We Use Cookies

This website uses cookies to optimize performance, preferences, usage and statistics. By accepting them, you consent to store on your device only the cookies that don't require consent. You can check our privacy policy page for more information.

Recent advances in science are transforming our approach to treating and curing disease. As policymakers seek solutions to ensure patient access to the treatments they need and accelerate discovery of tomorrow’s cures, we need thoughtful reforms to advance payment and delivery systems that are as innovative as new medicines. The Value Collaborative aims to:

  • COLLABORATE to develop innovative approaches to promote value and innovation
  • ADVANCE policy ideas to find new and innovative ways to pay for medicines
  • FURTHER the science of measurement to better assess value


Collaborating on Better Approaches to Value

We are focused on advancing practical solutions in three key areas: better frameworks to support value-based care decisions; increased value-based contracting; and improved capacity for quality measurement. We will work collaboratively with stakeholders and thought leaders on reforms that make a difference for patients, consumers and the overall health care system. 

Well-Structured Value Frameworks Support Patient-Centered, High Quality Care

When stakeholders work together to develop well-structured frameworks to assess the value of medical treatments, these tools can drive patient-centered, value-based health care in the private sector. Value assessments should reflect the unique health needs different stakeholders and individual patients who often respond differently to medicines based on factors such as age, genetic variation and comorbidities. 

Market-Based Reforms Can Expand Partnerships Between Companies and Payers

As the U.S. health care system evolves away from fee-for-service to value-driven payment models, payers are increasingly pursuing value-based contracts with biopharmaceutical companies for new medicines. These innovative arrangements hold significant promise in controlling costs, providing patient access to treatments and strengthening evidence based on the value of new medicines. 

Quality Measurement Can Help Hold the Health Care System Accountable for Value

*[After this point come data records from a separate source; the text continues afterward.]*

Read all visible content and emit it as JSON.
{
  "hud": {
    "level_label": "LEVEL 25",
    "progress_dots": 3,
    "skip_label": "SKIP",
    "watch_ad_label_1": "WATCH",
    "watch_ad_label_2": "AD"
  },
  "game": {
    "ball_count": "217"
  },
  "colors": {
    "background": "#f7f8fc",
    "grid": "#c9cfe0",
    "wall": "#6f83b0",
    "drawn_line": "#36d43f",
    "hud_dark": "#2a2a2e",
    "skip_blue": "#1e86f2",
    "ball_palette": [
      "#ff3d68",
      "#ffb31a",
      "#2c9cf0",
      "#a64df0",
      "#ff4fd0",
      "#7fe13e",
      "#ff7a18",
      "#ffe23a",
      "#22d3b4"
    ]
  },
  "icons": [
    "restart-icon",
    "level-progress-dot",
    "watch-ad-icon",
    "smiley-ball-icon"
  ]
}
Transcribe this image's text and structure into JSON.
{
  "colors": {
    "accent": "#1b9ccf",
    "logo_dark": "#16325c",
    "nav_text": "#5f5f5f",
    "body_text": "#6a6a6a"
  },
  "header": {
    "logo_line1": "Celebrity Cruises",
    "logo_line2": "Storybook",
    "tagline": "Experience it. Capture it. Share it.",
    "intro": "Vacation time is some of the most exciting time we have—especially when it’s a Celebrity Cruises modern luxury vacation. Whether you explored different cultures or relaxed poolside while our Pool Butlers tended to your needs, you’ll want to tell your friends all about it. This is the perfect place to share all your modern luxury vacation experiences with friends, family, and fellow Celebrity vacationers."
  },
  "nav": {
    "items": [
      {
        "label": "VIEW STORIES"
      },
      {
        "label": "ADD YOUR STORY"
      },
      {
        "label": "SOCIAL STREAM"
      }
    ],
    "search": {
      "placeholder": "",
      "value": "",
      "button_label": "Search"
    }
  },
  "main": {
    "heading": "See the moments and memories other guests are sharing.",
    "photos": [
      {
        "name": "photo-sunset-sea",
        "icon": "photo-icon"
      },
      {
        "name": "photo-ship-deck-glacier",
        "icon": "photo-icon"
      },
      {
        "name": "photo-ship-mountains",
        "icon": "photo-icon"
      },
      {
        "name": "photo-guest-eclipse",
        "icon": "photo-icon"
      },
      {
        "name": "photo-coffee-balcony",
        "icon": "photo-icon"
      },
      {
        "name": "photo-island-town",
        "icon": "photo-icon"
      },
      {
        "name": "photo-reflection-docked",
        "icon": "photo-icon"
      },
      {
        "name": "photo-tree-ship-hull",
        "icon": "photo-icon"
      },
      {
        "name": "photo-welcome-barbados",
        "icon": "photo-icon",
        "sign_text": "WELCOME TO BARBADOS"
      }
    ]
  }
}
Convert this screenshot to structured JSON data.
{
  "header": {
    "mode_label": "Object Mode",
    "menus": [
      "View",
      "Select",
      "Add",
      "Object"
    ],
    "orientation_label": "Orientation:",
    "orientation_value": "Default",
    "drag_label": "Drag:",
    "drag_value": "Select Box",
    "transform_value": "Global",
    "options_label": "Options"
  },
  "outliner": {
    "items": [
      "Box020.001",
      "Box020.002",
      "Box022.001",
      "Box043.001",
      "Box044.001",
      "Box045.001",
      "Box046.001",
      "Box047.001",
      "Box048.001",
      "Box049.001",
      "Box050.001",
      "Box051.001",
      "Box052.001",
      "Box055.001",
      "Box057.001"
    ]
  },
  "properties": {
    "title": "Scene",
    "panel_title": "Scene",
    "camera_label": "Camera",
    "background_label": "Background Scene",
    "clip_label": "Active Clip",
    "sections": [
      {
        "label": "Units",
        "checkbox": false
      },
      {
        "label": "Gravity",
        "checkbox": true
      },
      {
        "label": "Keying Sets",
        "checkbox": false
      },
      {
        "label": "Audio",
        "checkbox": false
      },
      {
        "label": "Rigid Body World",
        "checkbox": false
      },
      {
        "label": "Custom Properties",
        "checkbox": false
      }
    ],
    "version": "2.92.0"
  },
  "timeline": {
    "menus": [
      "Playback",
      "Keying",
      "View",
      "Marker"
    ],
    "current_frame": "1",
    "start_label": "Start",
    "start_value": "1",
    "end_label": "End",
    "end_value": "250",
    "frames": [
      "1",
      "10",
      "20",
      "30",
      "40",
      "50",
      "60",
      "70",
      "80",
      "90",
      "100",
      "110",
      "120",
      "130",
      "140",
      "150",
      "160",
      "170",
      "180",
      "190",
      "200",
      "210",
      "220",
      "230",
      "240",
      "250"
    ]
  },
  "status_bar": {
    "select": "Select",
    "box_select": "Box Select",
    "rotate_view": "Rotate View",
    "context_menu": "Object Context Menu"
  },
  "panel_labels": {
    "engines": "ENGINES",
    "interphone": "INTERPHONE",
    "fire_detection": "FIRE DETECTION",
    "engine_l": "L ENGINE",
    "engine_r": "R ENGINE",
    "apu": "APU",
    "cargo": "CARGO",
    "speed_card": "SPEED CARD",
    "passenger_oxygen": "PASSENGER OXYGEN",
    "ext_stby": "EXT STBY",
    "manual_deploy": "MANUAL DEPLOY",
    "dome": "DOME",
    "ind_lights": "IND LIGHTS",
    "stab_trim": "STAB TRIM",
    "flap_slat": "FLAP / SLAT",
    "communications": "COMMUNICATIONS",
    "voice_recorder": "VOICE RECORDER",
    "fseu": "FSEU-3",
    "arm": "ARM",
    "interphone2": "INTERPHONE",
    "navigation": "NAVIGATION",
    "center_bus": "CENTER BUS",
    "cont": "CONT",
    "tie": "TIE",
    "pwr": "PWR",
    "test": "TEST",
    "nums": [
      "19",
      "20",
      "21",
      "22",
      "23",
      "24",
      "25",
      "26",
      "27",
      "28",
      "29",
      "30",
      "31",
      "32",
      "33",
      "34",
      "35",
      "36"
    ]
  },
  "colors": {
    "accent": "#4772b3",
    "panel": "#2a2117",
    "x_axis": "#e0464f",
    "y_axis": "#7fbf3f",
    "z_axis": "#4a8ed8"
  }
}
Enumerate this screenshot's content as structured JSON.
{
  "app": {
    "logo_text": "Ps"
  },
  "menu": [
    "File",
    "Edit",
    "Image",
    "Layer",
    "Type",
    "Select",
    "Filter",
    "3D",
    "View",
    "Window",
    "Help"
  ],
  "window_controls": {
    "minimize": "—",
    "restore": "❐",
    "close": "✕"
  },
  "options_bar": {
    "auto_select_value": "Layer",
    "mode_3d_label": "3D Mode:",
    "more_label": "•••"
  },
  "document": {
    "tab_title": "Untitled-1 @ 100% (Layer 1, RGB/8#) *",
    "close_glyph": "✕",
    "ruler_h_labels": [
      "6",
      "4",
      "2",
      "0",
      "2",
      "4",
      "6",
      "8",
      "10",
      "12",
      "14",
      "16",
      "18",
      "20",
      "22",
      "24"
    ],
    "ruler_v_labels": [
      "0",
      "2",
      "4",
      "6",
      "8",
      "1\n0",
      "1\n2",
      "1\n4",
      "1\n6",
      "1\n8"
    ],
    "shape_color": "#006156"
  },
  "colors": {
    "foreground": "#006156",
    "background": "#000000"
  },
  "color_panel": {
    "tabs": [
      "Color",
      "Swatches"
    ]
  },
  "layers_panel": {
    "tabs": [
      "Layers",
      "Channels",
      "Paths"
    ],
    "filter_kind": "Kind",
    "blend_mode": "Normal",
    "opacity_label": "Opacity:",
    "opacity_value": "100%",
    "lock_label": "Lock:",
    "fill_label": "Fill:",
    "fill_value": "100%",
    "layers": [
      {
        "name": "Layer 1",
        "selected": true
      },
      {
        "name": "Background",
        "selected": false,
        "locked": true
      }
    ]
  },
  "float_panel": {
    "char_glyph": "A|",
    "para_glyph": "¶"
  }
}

We will work with other stakeholders to catalyze and support initiatives to advance the science of measuring quality, patient-centeredness and value in health care. Quality measures can help identify areas for improvement, hold the health care system accountable for providing the best care for patients and assess progress in driving value.


Advancing Policy

America’s biopharmaceutical companies are committed to working with policymakers and stakeholders to further the move toward a value-driven health care system and advance solutions that enhance the private competitive market. We support reforms that will enable private companies to negotiate better deals for prescription medicines and protect patients from unaffordable out-of-pocket costs.

Biopharmaceutical Companies Need Flexibility to Communicate Broadly with Payers and Health Decision Makers

In order for biopharmaceutical companies to become partners—rather than simply vendors—we need flexibility to communicate about the value of our medicines with payers. Recently the U.S. Food and Drug Administration (FDA) released guidance on biopharmaceutical companies’ ability to share certain information about the potential benefits of a treatment with insurers and health systems. This guidance may help facilitate value-based contracting, which, in turn, may result in costs savings and increased access.

Regulatory and Legal Barriers That Limit Value-Based Payment Arrangements Must Be Addressed

Private payers and biopharmaceutical companies have made clear their interest in pursuing innovative contracting approaches to more directly link prescription medicine pricing to value. As an industry, we are exploring new approaches in the private market, such as being reimbursed depending on how well our medicines work for patients. To spur more of these value-based arrangements, we need to reform outdated, unclear regulations that discourage companies from offering discounts that are tied to outcomes, rather than volume. And we need to modify existing Medicaid best price requirements that inhibit companies from taking on more risk in new payment arrangements.